  1. Bloggin says:

    WOW….The American automobile company Tesla has become the new Volvo.

    I see other auto manufacturers scrambling right now to ramp up their plans for underbody battery EVs with axle based electric motors to compete with Tesla’s safety ratings.

    Tesla is the future….

  2. Foo says:

    I love it. Telsa is now known to be the best AND safest vehicle ever made. Behind closed doors, this has got to have the other car manufacturers taking notice (talking to you, Volvo) if they weren’t already.

    The incumbents could have done the same — but they didn’t. Why didn’t they? Because they are complacent and no longer truly innovative. Internally, the ones that aren’t arrogant must be sweating a little and taking a gulp.

  3. danwat1234 says:

    What about the small overlap crash test?
    The car has to do decently well in the small overlap crash test in order to be Top Safety Pick + rated, to get the “+” at the end. I hope it did!

    1. Eric Loveday says:

      That’s IIHS that does small overlap. IIHS has yet to test the Model S… Soon we hope.
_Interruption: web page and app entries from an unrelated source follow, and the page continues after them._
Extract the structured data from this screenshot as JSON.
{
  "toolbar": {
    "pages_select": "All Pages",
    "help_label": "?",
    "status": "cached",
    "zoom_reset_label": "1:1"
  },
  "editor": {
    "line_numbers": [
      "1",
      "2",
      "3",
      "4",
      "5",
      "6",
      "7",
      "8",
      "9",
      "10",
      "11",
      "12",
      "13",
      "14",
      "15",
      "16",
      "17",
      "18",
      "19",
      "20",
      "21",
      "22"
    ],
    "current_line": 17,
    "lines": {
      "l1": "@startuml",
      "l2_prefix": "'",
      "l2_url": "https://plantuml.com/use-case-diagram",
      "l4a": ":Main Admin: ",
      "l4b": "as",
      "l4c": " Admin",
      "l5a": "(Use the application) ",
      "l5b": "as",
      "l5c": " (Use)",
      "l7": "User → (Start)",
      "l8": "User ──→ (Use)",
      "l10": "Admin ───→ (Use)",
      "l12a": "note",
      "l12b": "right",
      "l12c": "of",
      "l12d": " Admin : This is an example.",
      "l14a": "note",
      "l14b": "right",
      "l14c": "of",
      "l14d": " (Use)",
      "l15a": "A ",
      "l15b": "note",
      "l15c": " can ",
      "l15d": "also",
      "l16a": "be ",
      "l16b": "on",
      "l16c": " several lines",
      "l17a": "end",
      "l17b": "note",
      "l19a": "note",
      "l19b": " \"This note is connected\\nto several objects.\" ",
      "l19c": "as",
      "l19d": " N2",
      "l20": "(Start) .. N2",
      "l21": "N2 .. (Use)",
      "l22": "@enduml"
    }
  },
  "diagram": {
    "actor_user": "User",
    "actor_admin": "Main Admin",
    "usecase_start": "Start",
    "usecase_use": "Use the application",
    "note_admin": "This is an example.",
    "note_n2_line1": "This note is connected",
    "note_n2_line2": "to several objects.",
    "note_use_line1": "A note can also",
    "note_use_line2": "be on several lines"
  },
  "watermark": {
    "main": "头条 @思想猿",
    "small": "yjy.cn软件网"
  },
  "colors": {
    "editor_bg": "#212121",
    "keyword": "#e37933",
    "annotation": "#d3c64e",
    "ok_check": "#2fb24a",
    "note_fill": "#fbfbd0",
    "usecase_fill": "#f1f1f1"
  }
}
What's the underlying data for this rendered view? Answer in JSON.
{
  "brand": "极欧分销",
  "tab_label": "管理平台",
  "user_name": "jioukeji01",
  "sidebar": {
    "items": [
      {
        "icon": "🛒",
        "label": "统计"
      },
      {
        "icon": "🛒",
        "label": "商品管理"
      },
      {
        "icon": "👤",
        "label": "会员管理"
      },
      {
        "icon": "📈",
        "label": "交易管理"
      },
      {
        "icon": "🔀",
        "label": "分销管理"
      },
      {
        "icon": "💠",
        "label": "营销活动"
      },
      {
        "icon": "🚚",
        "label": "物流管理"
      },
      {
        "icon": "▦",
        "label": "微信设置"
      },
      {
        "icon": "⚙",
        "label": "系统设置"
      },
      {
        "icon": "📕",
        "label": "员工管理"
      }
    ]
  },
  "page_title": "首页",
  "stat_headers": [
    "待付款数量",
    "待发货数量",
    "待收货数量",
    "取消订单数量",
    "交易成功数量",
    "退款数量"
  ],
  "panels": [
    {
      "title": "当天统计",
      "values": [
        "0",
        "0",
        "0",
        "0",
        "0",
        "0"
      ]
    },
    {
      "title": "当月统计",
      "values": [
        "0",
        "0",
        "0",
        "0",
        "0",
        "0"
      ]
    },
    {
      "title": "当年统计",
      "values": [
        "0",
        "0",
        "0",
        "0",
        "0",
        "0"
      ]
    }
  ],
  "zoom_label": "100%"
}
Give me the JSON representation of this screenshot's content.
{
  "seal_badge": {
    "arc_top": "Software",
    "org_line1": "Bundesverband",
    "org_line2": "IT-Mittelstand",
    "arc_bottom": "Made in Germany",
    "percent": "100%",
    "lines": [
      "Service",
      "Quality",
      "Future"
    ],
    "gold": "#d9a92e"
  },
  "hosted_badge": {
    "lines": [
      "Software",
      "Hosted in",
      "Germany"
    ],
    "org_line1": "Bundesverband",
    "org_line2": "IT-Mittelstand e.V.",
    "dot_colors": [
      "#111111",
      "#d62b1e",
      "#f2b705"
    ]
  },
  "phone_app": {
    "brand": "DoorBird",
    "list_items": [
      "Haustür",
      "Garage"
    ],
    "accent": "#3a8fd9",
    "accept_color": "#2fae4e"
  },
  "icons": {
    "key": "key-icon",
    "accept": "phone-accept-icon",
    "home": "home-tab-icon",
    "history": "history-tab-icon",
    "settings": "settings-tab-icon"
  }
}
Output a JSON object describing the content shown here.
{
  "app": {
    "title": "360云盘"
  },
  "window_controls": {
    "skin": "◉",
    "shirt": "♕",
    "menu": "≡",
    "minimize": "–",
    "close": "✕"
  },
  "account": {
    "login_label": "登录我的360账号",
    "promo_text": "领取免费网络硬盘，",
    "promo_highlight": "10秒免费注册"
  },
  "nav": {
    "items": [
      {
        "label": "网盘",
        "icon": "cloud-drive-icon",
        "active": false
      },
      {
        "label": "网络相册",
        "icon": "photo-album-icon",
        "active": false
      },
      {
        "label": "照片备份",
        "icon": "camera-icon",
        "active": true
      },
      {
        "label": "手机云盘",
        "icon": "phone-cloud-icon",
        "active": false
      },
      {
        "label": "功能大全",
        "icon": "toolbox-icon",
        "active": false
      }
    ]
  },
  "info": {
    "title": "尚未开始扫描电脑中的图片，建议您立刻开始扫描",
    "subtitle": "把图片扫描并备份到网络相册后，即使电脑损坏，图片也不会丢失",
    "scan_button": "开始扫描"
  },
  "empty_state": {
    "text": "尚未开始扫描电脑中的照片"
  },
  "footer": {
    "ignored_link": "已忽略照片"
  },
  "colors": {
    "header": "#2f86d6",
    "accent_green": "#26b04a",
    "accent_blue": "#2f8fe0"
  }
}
  4. David Murray says:

    Elon Musk said he set out to make the best car ever, not just the best electric car. It looks like he has succeeded.

  5. Rick says:

    I’d get one, if it didn’t cost more than my first house.

  6. Ambulator says:

    If you used the same proportions, six stars should start at around 0.45 on the relative risk scale. With Tesla at 0.43 I’d say they deserve that extra star.

  7. MrEnergyCzar says:

    So much for Tesla being a “loser”…

    MrEnergyCzar